The Supreme Court has done well to make it clear that it would consider the Babri Masjid-Ram Janmabhoomi case before it as "purely a land dispute". This means, the court would only decide the legality of the claims made on the 2.77 acres of land where the Babri Masjid once stood. The Allahabad high court ordered in 2010 that the land be partitioned among three parties - the Sunni Wakf Board, the Nirmohi Akhara and Ram Lalla. The Supreme Court is now hearing appeals against the ruling, and the statement that it would not go into other aspects of the case makes the issue before the court clear. The court's assertion that it does not plan to hear the case on a day-to-day basis is also right and justified. It said it was unfair to fast-track one case when hundreds of other litigants were waiting for a decision on their cases.
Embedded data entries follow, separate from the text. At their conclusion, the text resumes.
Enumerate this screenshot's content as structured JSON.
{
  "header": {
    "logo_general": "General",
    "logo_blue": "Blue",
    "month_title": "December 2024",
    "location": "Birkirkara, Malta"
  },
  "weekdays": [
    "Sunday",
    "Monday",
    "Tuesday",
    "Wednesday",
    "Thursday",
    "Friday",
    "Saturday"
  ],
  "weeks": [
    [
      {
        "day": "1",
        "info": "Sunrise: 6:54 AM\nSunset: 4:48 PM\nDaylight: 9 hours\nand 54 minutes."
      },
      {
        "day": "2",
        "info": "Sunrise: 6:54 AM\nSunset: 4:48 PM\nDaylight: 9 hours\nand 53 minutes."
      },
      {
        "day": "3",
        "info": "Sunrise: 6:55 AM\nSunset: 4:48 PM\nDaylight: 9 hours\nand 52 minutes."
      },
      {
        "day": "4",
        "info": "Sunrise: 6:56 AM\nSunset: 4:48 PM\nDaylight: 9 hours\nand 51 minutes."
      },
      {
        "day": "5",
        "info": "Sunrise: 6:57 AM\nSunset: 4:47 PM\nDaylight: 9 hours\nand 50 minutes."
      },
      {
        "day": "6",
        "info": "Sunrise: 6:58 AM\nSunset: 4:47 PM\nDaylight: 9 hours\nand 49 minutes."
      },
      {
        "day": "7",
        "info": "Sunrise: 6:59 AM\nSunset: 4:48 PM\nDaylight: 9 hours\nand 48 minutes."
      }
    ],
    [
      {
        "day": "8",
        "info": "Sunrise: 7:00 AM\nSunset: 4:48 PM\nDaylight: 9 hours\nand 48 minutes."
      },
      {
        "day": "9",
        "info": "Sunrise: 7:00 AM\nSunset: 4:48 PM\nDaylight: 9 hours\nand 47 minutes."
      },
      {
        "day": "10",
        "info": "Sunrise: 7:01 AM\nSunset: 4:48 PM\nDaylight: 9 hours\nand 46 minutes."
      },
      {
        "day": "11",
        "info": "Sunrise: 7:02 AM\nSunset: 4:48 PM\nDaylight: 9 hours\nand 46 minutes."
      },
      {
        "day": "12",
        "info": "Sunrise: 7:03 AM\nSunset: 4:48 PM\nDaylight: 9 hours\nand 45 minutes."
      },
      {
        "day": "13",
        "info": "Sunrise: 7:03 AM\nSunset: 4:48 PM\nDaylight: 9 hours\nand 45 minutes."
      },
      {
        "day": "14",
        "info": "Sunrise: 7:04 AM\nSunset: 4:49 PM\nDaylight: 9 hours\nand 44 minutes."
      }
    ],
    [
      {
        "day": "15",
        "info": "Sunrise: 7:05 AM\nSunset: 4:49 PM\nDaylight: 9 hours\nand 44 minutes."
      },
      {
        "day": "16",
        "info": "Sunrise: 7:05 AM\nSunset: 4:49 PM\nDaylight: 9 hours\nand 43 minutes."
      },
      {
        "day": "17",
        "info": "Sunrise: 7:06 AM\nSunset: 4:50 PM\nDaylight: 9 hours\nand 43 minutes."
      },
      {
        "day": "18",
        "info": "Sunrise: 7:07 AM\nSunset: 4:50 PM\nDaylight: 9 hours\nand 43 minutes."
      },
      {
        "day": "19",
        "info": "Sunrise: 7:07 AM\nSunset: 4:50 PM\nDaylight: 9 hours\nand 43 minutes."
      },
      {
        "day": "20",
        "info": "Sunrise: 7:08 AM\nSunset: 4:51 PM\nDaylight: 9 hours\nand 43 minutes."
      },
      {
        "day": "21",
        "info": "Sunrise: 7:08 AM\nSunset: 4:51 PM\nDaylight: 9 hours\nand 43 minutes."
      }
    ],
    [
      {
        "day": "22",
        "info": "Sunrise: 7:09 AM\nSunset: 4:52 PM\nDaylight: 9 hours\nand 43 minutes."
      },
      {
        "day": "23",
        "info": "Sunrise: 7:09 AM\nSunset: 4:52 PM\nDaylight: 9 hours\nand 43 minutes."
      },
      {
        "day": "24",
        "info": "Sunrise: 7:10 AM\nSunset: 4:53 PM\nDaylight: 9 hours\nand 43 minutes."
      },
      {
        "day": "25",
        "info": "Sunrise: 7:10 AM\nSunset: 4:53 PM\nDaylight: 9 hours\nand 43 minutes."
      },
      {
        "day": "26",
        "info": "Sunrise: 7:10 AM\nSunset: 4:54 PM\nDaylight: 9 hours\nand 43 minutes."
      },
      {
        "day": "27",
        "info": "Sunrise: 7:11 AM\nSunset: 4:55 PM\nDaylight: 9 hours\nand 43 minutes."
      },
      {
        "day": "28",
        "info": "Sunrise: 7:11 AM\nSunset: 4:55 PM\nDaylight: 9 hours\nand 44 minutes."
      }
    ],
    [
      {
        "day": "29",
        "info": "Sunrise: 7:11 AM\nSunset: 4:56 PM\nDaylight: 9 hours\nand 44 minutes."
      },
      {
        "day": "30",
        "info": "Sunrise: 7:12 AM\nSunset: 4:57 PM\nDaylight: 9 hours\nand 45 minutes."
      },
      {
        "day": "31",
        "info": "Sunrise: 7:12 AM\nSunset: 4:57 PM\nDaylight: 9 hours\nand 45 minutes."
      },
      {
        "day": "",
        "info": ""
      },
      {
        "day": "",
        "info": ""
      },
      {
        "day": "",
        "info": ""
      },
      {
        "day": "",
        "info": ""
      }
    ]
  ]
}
This makes two things clear. One is that the court would restrict itself to the basic legal issue in the case, and the other is that it does not attach any special importance to the case. The dispute has over the past decades accumulated a heavy baggage of sentiments and passions, and politics, religion and social and communal equations have gotten mixed up with it. But these are ideas and constructions imposed on the dispute by those who want to make political or other kinds of use of it. It has even been linked to nationalism. But the court would only fail in its duty if it lost sight of the basic issue involved in the dispute. It is not its remit, and it is not competent, to judge other issues. It does not also have the legal tools for that. Even a decision on the ownership issue is not easy as the case is complicated, but it will necessarily have to be based on documents and records, and not on sentiments and faith. The parties to the case, and all others, should accept the decision of the court. This is the essential norm of the rule of law, which is central to the functioning of a democracy. There is no other acceptable method of resolution, as other means like negotiations and mediations have failed in the past.
The court also wisely rejected the demand for a daily hearing. The demand had got linked to the next Lok Sabha election, with some proposing that it would help the BJP government, assuming that the court's decision would be in favour of its position on the issue. The country should wait for the natural course of justice to run, not force it.